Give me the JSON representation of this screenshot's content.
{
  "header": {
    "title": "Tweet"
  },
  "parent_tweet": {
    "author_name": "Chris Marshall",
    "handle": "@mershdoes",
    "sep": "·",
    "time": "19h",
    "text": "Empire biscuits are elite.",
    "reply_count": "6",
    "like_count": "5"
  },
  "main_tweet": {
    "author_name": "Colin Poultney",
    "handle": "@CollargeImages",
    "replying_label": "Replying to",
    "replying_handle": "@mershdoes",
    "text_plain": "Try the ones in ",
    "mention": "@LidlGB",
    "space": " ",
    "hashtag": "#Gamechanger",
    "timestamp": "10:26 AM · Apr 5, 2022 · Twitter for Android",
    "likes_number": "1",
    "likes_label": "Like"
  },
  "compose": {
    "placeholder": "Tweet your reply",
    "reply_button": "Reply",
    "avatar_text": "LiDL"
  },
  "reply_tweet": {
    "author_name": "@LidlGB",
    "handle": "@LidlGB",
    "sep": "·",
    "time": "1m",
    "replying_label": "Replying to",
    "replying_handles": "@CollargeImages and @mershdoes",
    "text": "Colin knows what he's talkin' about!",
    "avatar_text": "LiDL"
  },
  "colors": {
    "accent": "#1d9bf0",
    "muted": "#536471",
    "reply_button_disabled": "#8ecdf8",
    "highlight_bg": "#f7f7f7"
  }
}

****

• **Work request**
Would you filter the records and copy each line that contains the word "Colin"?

• **Written solution**
    "author_name": "Colin Poultney",
    "text": "Colin knows what he's talkin' about!",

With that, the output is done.